- _EXERCISE INSTRUCTIONS_
Scan the records below and copy every line that contains the string "length".

- _TASK INPUT_
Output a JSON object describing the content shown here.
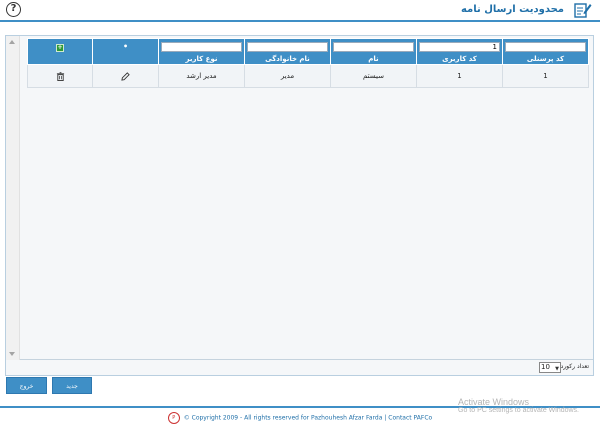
{
  "header": {
    "title": "محدودیت ارسال نامه",
    "help_icon": "?"
  },
  "grid": {
    "columns": [
      {
        "key": "personnel_code",
        "label": "کد پرسنلی",
        "filter": ""
      },
      {
        "key": "user_code",
        "label": "کد کاربری",
        "filter": "1"
      },
      {
        "key": "first_name",
        "label": "نام",
        "filter": ""
      },
      {
        "key": "last_name",
        "label": "نام خانوادگی",
        "filter": ""
      },
      {
        "key": "user_type",
        "label": "نوع کاربر",
        "filter": ""
      }
    ],
    "edit_col_mark": "•",
    "action_col_badge": "+",
    "rows": [
      {
        "personnel_code": "1",
        "user_code": "1",
        "first_name": "سیستم",
        "last_name": "مدیر",
        "user_type": "مدیر ارشد"
      }
    ]
  },
  "pager": {
    "page_size": "10",
    "label": "تعداد رکورد"
  },
  "buttons": {
    "new": "جدید",
    "exit": "خروج"
  },
  "footer": {
    "logo": "P",
    "text": "© Copyright 2009 - All rights reserved for Pazhouhesh Afzar Farda",
    "contact": "Contact PAFCo"
  },
  "watermark": {
    "title": "Activate Windows",
    "subtitle": "Go to PC settings to activate Windows."
  },
  "colors": {
    "accent": "#3f8fc6",
    "title": "#1f6fa8",
    "badge": "#2e9a37"
  }
}
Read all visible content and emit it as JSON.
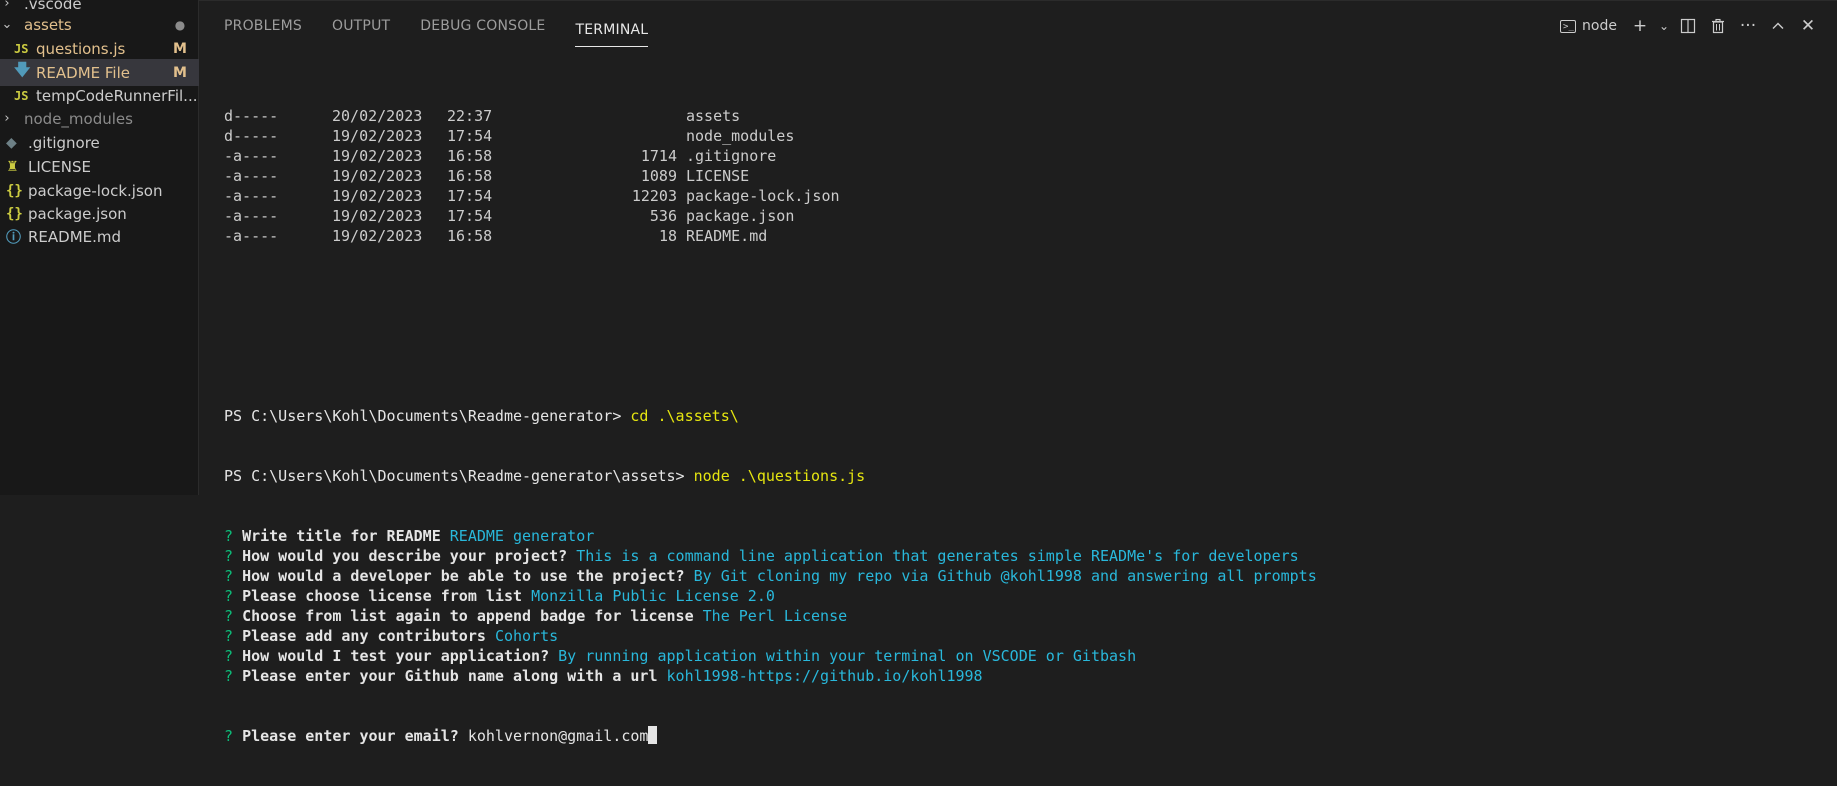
{
  "sidebar": {
    "vscode_label": ".vscode",
    "assets_folder": "assets",
    "files_in_assets": [
      {
        "icon": "JS",
        "label": "questions.js",
        "badge": "M"
      },
      {
        "icon": "arrow-down-icon",
        "label": "README File",
        "badge": "M"
      },
      {
        "icon": "JS",
        "label": "tempCodeRunnerFil..."
      }
    ],
    "node_modules": "node_modules",
    "root_files": [
      {
        "label": ".gitignore"
      },
      {
        "label": "LICENSE"
      },
      {
        "label": "package-lock.json"
      },
      {
        "label": "package.json"
      },
      {
        "label": "README.md"
      }
    ]
  },
  "panel": {
    "tabs": [
      "PROBLEMS",
      "OUTPUT",
      "DEBUG CONSOLE",
      "TERMINAL"
    ],
    "active_tab": "TERMINAL",
    "terminal_name": "node"
  },
  "terminal": {
    "listing": [
      {
        "mode": "d-----",
        "date": "20/02/2023",
        "time": "22:37",
        "length": "",
        "name": "assets"
      },
      {
        "mode": "d-----",
        "date": "19/02/2023",
        "time": "17:54",
        "length": "",
        "name": "node_modules"
      },
      {
        "mode": "-a----",
        "date": "19/02/2023",
        "time": "16:58",
        "length": "1714",
        "name": ".gitignore"
      },
      {
        "mode": "-a----",
        "date": "19/02/2023",
        "time": "16:58",
        "length": "1089",
        "name": "LICENSE"
      },
      {
        "mode": "-a----",
        "date": "19/02/2023",
        "time": "17:54",
        "length": "12203",
        "name": "package-lock.json"
      },
      {
        "mode": "-a----",
        "date": "19/02/2023",
        "time": "17:54",
        "length": "536",
        "name": "package.json"
      },
      {
        "mode": "-a----",
        "date": "19/02/2023",
        "time": "16:58",
        "length": "18",
        "name": "README.md"
      }
    ],
    "prompt1": "PS C:\\Users\\Kohl\\Documents\\Readme-generator> ",
    "cmd1": "cd .\\assets\\",
    "prompt2": "PS C:\\Users\\Kohl\\Documents\\Readme-generator\\assets> ",
    "cmd2": "node .\\questions.js",
    "qa": [
      {
        "q": "Write title for README",
        "a": "README generator"
      },
      {
        "q": "How would you describe your project?",
        "a": "This is a command line application that generates simple READMe's for developers"
      },
      {
        "q": "How would a developer be able to use the project?",
        "a": "By Git cloning my repo via Github @kohl1998 and answering all prompts"
      },
      {
        "q": "Please choose license from list",
        "a": "Monzilla Public License 2.0"
      },
      {
        "q": "Choose from list again to append badge for license",
        "a": "The Perl License"
      },
      {
        "q": "Please add any contributors",
        "a": "Cohorts"
      },
      {
        "q": "How would I test your application?",
        "a": "By running application within your terminal on VSCODE or Gitbash"
      },
      {
        "q": "Please enter your Github name along with a url",
        "a": "kohl1998-https://github.io/kohl1998"
      }
    ],
    "current_q": "Please enter your email?",
    "current_input": "kohlvernon@gmail.com",
    "qmark": "?"
  },
  "colors": {
    "background": "#1e1e1e",
    "sidebar": "#181818",
    "command_yellow": "#e5e510",
    "answer_cyan": "#29b8db",
    "qmark_green": "#0dbc79",
    "modified": "#e2c08d"
  }
}
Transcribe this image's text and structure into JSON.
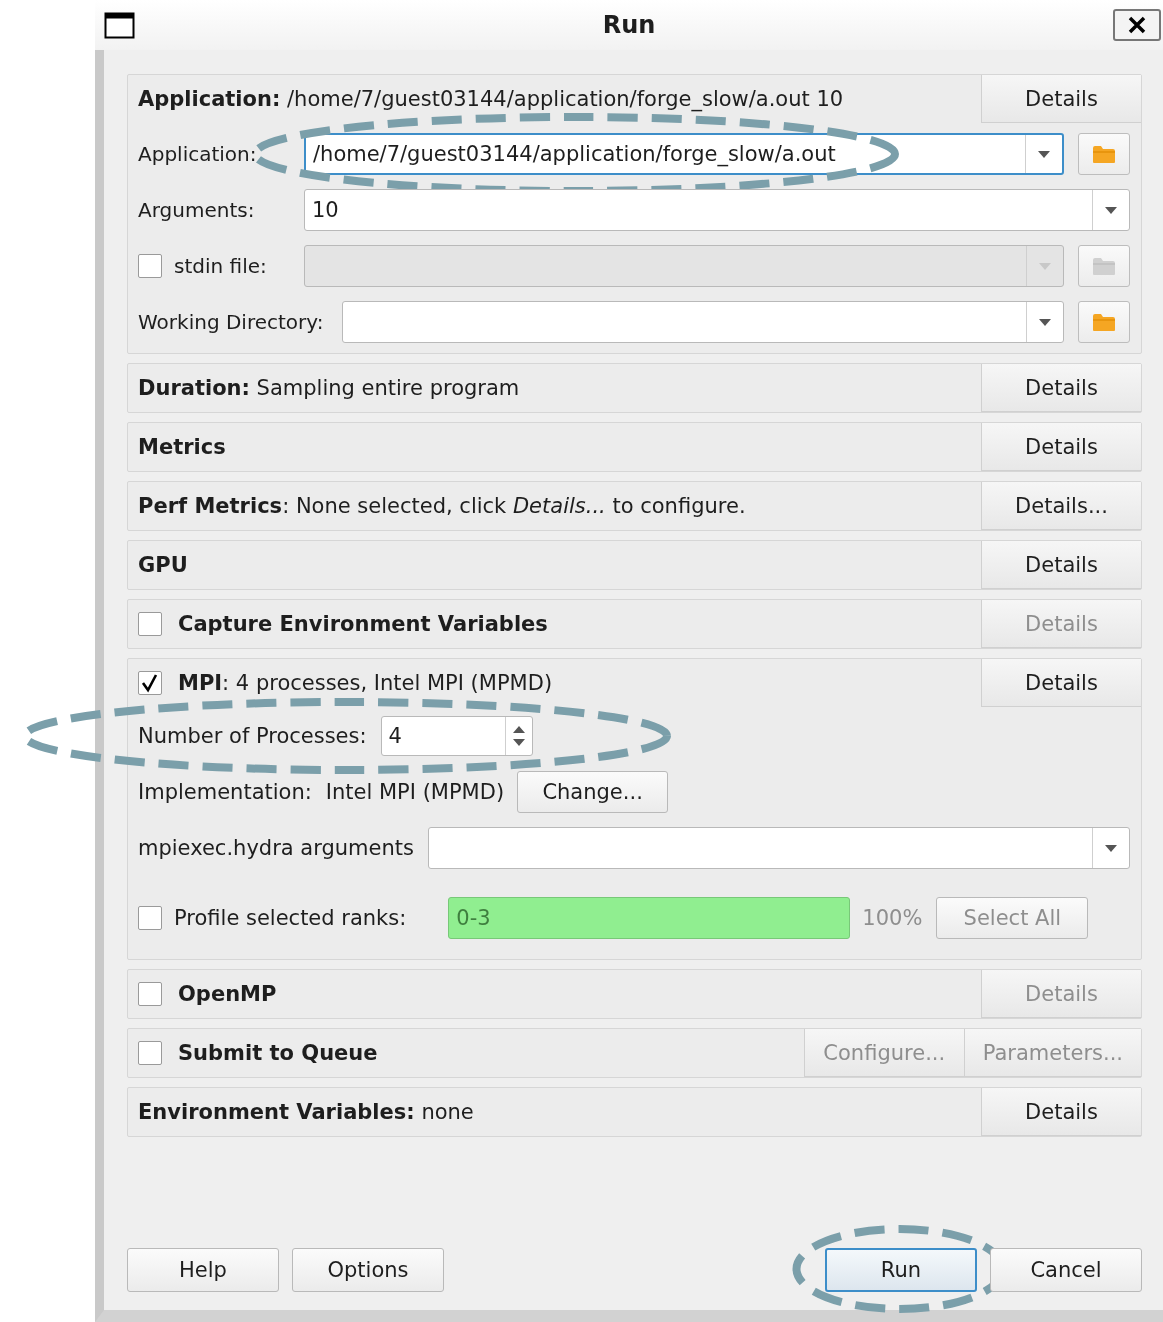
{
  "window": {
    "title": "Run"
  },
  "sections": [
    {
      "kind": "application",
      "text": "**Application:** /home/7/guest03144/application/forge_slow/a.out 10",
      "buttons": [
        {
          "label": "Details",
          "disabled": false
        }
      ],
      "rows": [
        {
          "label": "Application:",
          "value": "/home/7/guest03144/application/forge_slow/a.out",
          "focused": true,
          "disabled": false,
          "browse": true,
          "annotated": true
        },
        {
          "label": "Arguments:",
          "value": "10",
          "focused": false,
          "disabled": false,
          "browse": false,
          "annotated": false
        },
        {
          "label": "stdin file:",
          "checkbox": {
            "checked": false
          },
          "focused": false,
          "disabled": true,
          "browse": true,
          "annotated": false
        },
        {
          "label": "Working Directory:",
          "focused": false,
          "disabled": false,
          "browse": true,
          "annotated": false
        }
      ]
    },
    {
      "kind": "summary",
      "text": "**Duration:** Sampling entire program",
      "buttons": [
        {
          "label": "Details",
          "disabled": false
        }
      ]
    },
    {
      "kind": "summary",
      "heading": "Metrics",
      "buttons": [
        {
          "label": "Details",
          "disabled": false
        }
      ]
    },
    {
      "kind": "summary",
      "text": "**Perf Metrics**: None selected, click *Details...* to configure.",
      "buttons": [
        {
          "label": "Details...",
          "disabled": false
        }
      ]
    },
    {
      "kind": "summary",
      "heading": "GPU",
      "buttons": [
        {
          "label": "Details",
          "disabled": false
        }
      ]
    },
    {
      "kind": "option",
      "heading": "Capture Environment Variables",
      "checked": false,
      "buttons": [
        {
          "label": "Details",
          "disabled": true
        }
      ]
    },
    {
      "kind": "mpi",
      "checked": true,
      "text": "**MPI**: 4 processes, Intel MPI (MPMD)",
      "buttons": [
        {
          "label": "Details",
          "disabled": false
        }
      ],
      "processes": {
        "label": "Number of Processes:",
        "value": "4",
        "annotated": true
      },
      "implementation": {
        "label": "Implementation:",
        "value": "Intel MPI (MPMD)",
        "button": "Change..."
      },
      "arguments": {
        "label": "mpiexec.hydra arguments"
      },
      "ranks": {
        "label": "Profile selected ranks:",
        "checked": false,
        "value": "0-3",
        "valid": true,
        "disabled": true,
        "percent": "100%",
        "button": {
          "label": "Select All",
          "disabled": true
        }
      }
    },
    {
      "kind": "option",
      "heading": "OpenMP",
      "checked": false,
      "buttons": [
        {
          "label": "Details",
          "disabled": true
        }
      ]
    },
    {
      "kind": "option",
      "heading": "Submit to Queue",
      "checked": false,
      "buttons": [
        {
          "label": "Configure...",
          "disabled": true
        },
        {
          "label": "Parameters...",
          "disabled": true
        }
      ]
    },
    {
      "kind": "summary",
      "text": "**Environment Variables:** none",
      "buttons": [
        {
          "label": "Details",
          "disabled": false
        }
      ]
    }
  ],
  "footer": {
    "left": [
      {
        "label": "Help",
        "default": false
      },
      {
        "label": "Options",
        "default": false
      }
    ],
    "right": [
      {
        "label": "Run",
        "default": true,
        "annotated": true
      },
      {
        "label": "Cancel",
        "default": false
      }
    ]
  }
}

- _SOLUTION_
        "length": "",
        "length": "",
        "length": "1714",
        "length": "1089",
        "length": "12203",
        "length": "536",
        "length": "18",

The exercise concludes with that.